Each line below must be written out exactly as shown.

══ PROVIDED INFORMATION

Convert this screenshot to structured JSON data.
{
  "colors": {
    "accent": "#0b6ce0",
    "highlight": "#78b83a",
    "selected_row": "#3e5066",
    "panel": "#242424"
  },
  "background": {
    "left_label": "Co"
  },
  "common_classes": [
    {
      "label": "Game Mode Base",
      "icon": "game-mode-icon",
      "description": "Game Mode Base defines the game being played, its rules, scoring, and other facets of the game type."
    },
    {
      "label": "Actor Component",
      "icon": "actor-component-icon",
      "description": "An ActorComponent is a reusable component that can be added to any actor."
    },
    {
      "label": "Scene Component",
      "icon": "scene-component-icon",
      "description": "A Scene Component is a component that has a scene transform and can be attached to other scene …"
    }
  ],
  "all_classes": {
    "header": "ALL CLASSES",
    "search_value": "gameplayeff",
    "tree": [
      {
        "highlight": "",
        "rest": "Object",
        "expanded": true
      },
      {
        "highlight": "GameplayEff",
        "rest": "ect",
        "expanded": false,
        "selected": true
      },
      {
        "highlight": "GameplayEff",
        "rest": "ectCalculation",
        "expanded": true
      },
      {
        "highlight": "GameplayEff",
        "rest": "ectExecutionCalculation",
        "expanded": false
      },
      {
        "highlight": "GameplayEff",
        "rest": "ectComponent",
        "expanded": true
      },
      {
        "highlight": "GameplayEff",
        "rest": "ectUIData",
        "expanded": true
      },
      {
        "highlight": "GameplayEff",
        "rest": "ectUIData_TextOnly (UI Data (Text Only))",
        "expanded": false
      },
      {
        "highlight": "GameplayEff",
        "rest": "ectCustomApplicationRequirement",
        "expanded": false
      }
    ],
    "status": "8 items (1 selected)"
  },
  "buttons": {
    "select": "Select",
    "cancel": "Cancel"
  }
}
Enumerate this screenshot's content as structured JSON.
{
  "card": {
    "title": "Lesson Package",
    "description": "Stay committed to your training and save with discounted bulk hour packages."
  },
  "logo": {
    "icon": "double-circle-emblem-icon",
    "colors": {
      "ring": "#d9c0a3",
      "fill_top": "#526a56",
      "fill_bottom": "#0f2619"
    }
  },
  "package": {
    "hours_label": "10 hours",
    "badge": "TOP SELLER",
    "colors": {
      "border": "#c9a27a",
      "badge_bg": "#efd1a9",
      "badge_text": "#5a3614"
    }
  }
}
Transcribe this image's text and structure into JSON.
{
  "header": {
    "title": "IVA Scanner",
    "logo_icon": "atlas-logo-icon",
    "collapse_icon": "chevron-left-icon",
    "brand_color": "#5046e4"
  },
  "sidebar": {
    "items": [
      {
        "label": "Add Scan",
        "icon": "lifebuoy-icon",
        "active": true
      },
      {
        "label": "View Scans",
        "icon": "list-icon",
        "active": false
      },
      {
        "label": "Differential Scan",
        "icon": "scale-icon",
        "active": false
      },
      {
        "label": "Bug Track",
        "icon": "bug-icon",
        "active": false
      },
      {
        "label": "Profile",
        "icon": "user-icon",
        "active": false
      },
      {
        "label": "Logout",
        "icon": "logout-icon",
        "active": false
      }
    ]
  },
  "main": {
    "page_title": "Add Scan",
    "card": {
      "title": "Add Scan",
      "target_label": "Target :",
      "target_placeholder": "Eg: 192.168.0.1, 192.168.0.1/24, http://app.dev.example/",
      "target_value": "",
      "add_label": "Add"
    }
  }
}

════

■ OUTPUT OF THE TASK ■
Convert this screenshot to structured JSON data.
{
  "colors": {
    "accent": "#0b6ce0",
    "highlight": "#78b83a",
    "selected_row": "#3e5066",
    "panel": "#242424"
  },
  "background": {
    "left_label": "Co"
  },
  "common_classes": [
    {
      "label": "Game Mode Base",
      "icon": "game-mode-icon",
      "description": "Game Mode Base defines the game being played, its rules, scoring, and other facets of the game type."
    },
    {
      "label": "Actor Component",
      "icon": "actor-component-icon",
      "description": "An ActorComponent is a reusable component that can be added to any actor."
    },
    {
      "label": "Scene Component",
      "icon": "scene-component-icon",
      "description": "A Scene Component is a component that has a scene transform and can be attached to other scene …"
    }
  ],
  "all_classes": {
    "header": "ALL CLASSES",
    "search_value": "gameplayeff",
    "tree": [
      {
        "highlight": "",
        "rest": "Object",
        "expanded": true
      },
      {
        "highlight": "GameplayEff",
        "rest": "ect",
        "expanded": false,
        "selected": true
      },
      {
        "highlight": "GameplayEff",
        "rest": "ectCalculation",
        "expanded": true
      },
      {
        "highlight": "GameplayEff",
        "rest": "ectExecutionCalculation",
        "expanded": false
      },
      {
        "highlight": "GameplayEff",
        "rest": "ectComponent",
        "expanded": true
      },
      {
        "highlight": "GameplayEff",
        "rest": "ectUIData",
        "expanded": true
      },
      {
        "highlight": "GameplayEff",
        "rest": "ectUIData_TextOnly (UI Data (Text Only))",
        "expanded": false
      },
      {
        "highlight": "GameplayEff",
        "rest": "ectCustomApplicationRequirement",
        "expanded": false
      }
    ],
    "status": "8 items (1 selected)"
  },
  "buttons": {
    "select": "Select",
    "cancel": "Cancel"
  }
}
Enumerate this screenshot's content as structured JSON.
{
  "card": {
    "title": "Lesson Package",
    "description": "Stay committed to your training and save with discounted bulk hour packages."
  },
  "logo": {
    "icon": "double-circle-emblem-icon",
    "colors": {
      "ring": "#d9c0a3",
      "fill_top": "#526a56",
      "fill_bottom": "#0f2619"
    }
  },
  "package": {
    "hours_label": "10 hours",
    "badge": "TOP SELLER",
    "colors": {
      "border": "#c9a27a",
      "badge_bg": "#efd1a9",
      "badge_text": "#5a3614"
    }
  }
}
Transcribe this image's text and structure into JSON.
{
  "header": {
    "title": "IVA Scanner",
    "logo_icon": "atlas-logo-icon",
    "collapse_icon": "chevron-left-icon",
    "brand_color": "#5046e4"
  },
  "sidebar": {
    "items": [
      {
        "label": "Add Scan",
        "icon": "lifebuoy-icon",
        "active": true
      },
      {
        "label": "View Scans",
        "icon": "list-icon",
        "active": false
      },
      {
        "label": "Differential Scan",
        "icon": "scale-icon",
        "active": false
      },
      {
        "label": "Bug Track",
        "icon": "bug-icon",
        "active": false
      },
      {
        "label": "Profile",
        "icon": "user-icon",
        "active": false
      },
      {
        "label": "Logout",
        "icon": "logout-icon",
        "active": false
      }
    ]
  },
  "main": {
    "page_title": "Add Scan",
    "card": {
      "title": "Add Scan",
      "target_label": "Target :",
      "target_placeholder": "Eg: 192.168.0.1, 192.168.0.1/24, http://app.dev.example/",
      "target_value": "",
      "add_label": "Add"
    }
  }
}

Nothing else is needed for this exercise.